All along the journey, Eva mentions the ease of which she can convert American money into the system used in the country she visits. Throughout the scrapbook it seems Eva saved a few coins and wrote underneath them what the conversion was. Luckily, a few Dutch coins were left in the book.
The trip to Belgium was short and sweet and by July 26th the girls were in London, on the last leg of their journey. Eva’s narration of London is significantly shorter than her previous ones. Perhaps this is because she was feeling ready to go home. Nevertheless, she does mention that they saw St. Paul’s Cathedral, Buckingham Palace, Westminster Abbey, and the changing of the guard (the changing of the guard is a ceremony that takes place every day outside of Buckingham Palace where the guards appointed to protect the royal family are changed out for maximum security). There is usually a march of guards involved and a big to-do over the importance of being a guard for the royal family.
The last place the girls visited in London was Shakespeare’s birthplace, an attraction that visitors can still see today. Eva enjoyed London the best out of all the countries she visited because “the scenery in England is very similar to that of New England, rolling country and farms.” On their last night before they boarded the ship home, the girls gave a surprise birthday party for one of their friends, Alice. They also gave little presents to their tour guide, Mr. Gately, and thanked him for all he had done for them.
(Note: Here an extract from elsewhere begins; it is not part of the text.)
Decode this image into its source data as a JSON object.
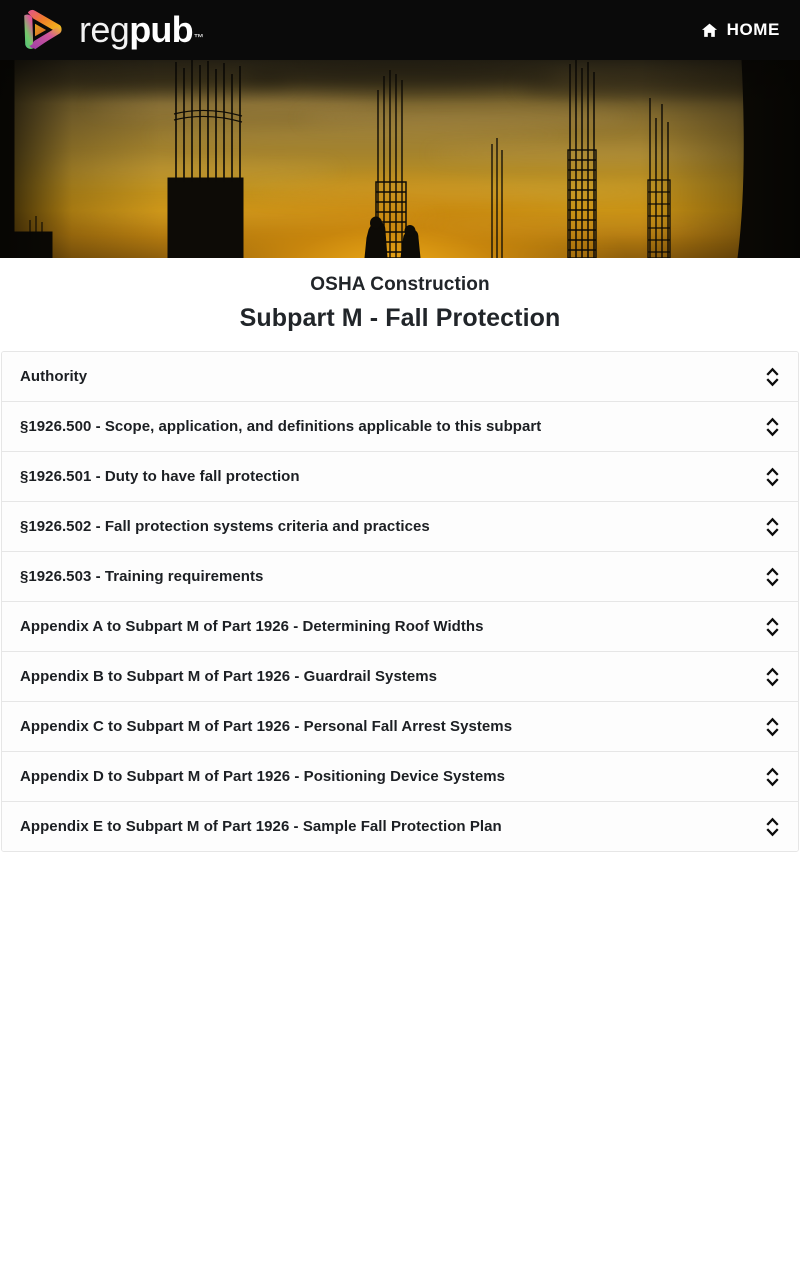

The next day, July 30th the girls boarded the M.V Georgic and made their journey home. The boat ride home was similar to their previous boat ride in that they played games, ate a lot, wrote letters, and even watched a movie called “The Red Headed Woman,” a 1932 film about a poor, gold digging woman who seduces her boss away from his wife and marries him. The ship made port once in Ireland and once in Newfoundland and by August 7th, the girls were officially docked in Boston and they made their way home. In Eva’s final letter she tells her mother that “it was a wonderful trip” and she hopes to go again sometime.